_EXERCISE REQUIREMENTS_
Where the word "label" shows up in the entries below, please copy the whole line.

_AVAILABLE DATA_
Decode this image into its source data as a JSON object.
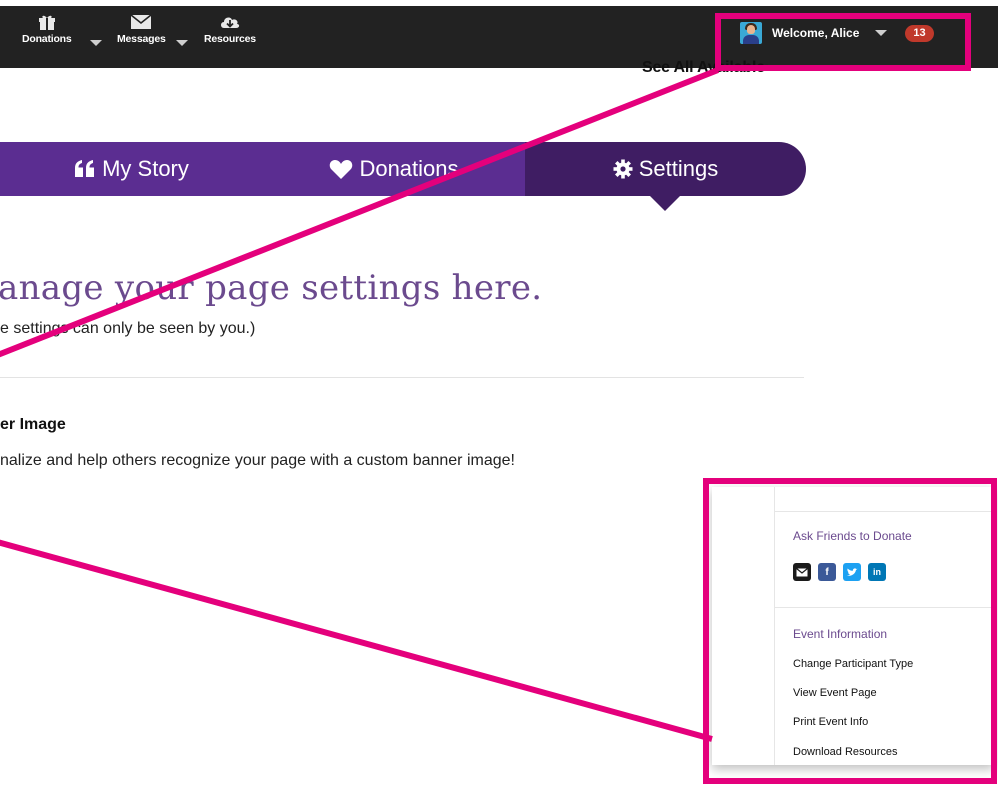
{
  "topbar": {
    "nav": [
      {
        "label": "Donations",
        "icon": "gift-icon"
      },
      {
        "label": "Messages",
        "icon": "envelope-icon"
      },
      {
        "label": "Resources",
        "icon": "cloud-download-icon"
      }
    ],
    "welcome": "Welcome, Alice",
    "badge_count": "13"
  },
  "see_all": "See All Available›",
  "tabs": [
    {
      "label": "My Story",
      "icon": "quote-icon"
    },
    {
      "label": "Donations",
      "icon": "heart-icon"
    },
    {
      "label": "Settings",
      "icon": "gear-icon"
    }
  ],
  "main": {
    "headline": "anage your page settings here.",
    "subline": "e settings can only be seen by you.)",
    "section_title": "er Image",
    "section_desc": "nalize and help others recognize your page with a custom banner image!"
  },
  "side_panel": {
    "share_heading": "Ask Friends to Donate",
    "share_buttons": [
      {
        "icon": "email-icon",
        "color": "#1b1b1b"
      },
      {
        "icon": "facebook-icon",
        "color": "#3b5998"
      },
      {
        "icon": "twitter-icon",
        "color": "#1da1f2"
      },
      {
        "icon": "linkedin-icon",
        "color": "#0077b5"
      }
    ],
    "event_heading": "Event Information",
    "event_links": [
      "Change Participant Type",
      "View Event Page",
      "Print Event Info",
      "Download Resources"
    ]
  },
  "colors": {
    "tab_purple": "#5b2d91",
    "tab_active": "#3f1d63",
    "annotation": "#e4007c",
    "badge": "#c0392b"
  }
}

_FINISHED TASK_
        "label": "Donations",
        "label": "Messages",
        "label": "Resources",
      "label": "My Story",
      "label": "Donations",
      "label": "Settings",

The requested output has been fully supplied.